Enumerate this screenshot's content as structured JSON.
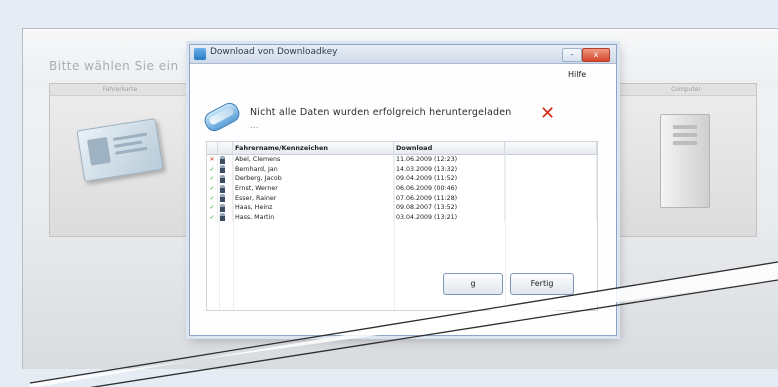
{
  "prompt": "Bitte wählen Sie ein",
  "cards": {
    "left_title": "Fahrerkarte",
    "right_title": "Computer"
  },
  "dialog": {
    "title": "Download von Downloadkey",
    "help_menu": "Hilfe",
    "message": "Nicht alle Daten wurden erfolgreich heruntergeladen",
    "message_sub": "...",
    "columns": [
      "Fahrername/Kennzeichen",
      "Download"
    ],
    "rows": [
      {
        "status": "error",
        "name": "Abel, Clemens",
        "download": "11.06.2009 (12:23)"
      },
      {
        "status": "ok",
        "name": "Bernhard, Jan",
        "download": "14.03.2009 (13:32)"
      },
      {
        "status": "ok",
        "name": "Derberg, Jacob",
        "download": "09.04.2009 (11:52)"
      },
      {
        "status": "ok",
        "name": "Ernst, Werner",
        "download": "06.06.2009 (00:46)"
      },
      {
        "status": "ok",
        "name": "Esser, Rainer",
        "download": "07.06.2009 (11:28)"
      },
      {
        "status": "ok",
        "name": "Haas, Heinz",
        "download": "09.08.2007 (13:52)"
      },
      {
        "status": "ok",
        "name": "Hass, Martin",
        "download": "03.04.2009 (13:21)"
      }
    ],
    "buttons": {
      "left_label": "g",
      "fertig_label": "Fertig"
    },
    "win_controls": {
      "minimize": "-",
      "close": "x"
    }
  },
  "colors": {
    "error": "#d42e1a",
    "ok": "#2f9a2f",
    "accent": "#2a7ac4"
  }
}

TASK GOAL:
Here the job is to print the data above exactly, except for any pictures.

RESULT OF THE TASK:
Enumerate this screenshot's content as structured JSON.
{
  "prompt": "Bitte wählen Sie ein",
  "cards": {
    "left_title": "Fahrerkarte",
    "right_title": "Computer"
  },
  "dialog": {
    "title": "Download von Downloadkey",
    "help_menu": "Hilfe",
    "message": "Nicht alle Daten wurden erfolgreich heruntergeladen",
    "message_sub": "...",
    "columns": [
      "Fahrername/Kennzeichen",
      "Download"
    ],
    "rows": [
      {
        "status": "error",
        "name": "Abel, Clemens",
        "download": "11.06.2009 (12:23)"
      },
      {
        "status": "ok",
        "name": "Bernhard, Jan",
        "download": "14.03.2009 (13:32)"
      },
      {
        "status": "ok",
        "name": "Derberg, Jacob",
        "download": "09.04.2009 (11:52)"
      },
      {
        "status": "ok",
        "name": "Ernst, Werner",
        "download": "06.06.2009 (00:46)"
      },
      {
        "status": "ok",
        "name": "Esser, Rainer",
        "download": "07.06.2009 (11:28)"
      },
      {
        "status": "ok",
        "name": "Haas, Heinz",
        "download": "09.08.2007 (13:52)"
      },
      {
        "status": "ok",
        "name": "Hass, Martin",
        "download": "03.04.2009 (13:21)"
      }
    ],
    "buttons": {
      "left_label": "g",
      "fertig_label": "Fertig"
    },
    "win_controls": {
      "minimize": "-",
      "close": "x"
    }
  },
  "colors": {
    "error": "#d42e1a",
    "ok": "#2f9a2f",
    "accent": "#2a7ac4"
  }
}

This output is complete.